Being conscious of one’s carbon footprint and making smarter decisions isn’t just the right thing to do, it’s also the trendy thing to do. It carries with it the notion that everyone’s doing it and if you’re not already, you should be.

Not sure where to start? The first step to having a green office is wanting and caring enough to have one. So, if you’re reading this post, you’re well on your way. At Fraser Communications, we’ve implemented four simple practices around the office to get on Mother Nature’s good side and we hope you find them useful in your home or office.

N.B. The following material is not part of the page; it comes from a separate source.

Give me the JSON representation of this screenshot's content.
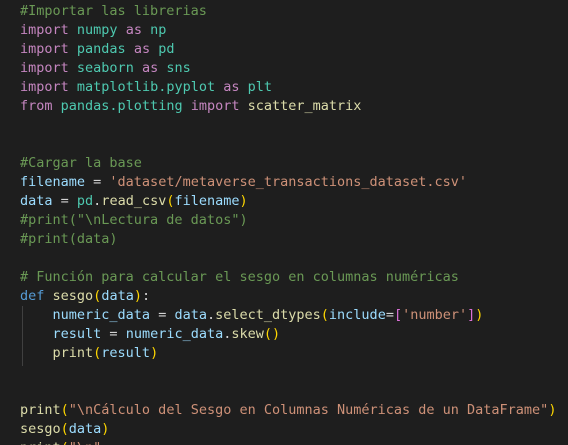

With millions of pieces of paper being printed on a yearly basis, one easy way to be environmentally conscious is to program the printer to print double sided whenever possible. Of course, accidents happen, so be sure to recycle misprinted paper or shred them to use for package stuffing. One common reason for not recycling is that there aren’t enough bins available. Eliminate this excuse by keeping recycling bins next to all major garbage bins. This reminds and invites all employees to discard properly. And of course, only print when it’s necessary.


Paper isn’t the only thing that can be recycled. Light bulbs can be remitted to the local hardware store for proper processing and empty ink cartridges can be mailed back to the manufacturer for reuse. You should also consider swapping out standard bulbs with energy-efficient ones like we do, just in case an employee forgets to turn off the lights.


Abiding by the manufacturer’s recommended settings and shutting off the thermostat on weekends are simple steps your office can take to optimize energy efficiency and keep your utility bill moderate. You should also dress according to the weather. Instead of cranking up the heat, put on an extra layer of clothing. If it’s too hot, place a fan on your desk.


Set an example and encourage employees to use reusable thermoses and containers when packing their lunch. Keep the kitchen stocked with mugs, dishes and silverware that can be used time and time again to lessen the use of disposable wares. (It might be more costly at first, but the investment will easily pay off.) And, make an effort to run the dishwasher only when completely full to not only conserve energy, but also decrease water usage.

Most of these tips aren’t new or revolutionary, but they often become so repetitive that they are ignored altogether. One thing we know well here at Fraser Communications is that encouragement is a huge asset to any team’s competitive advantage. Start implementing a few changes here and there while encouraging employees and colleagues to do the same. Remember—something as simple as a light bulb change is a step toward a greener future for us all.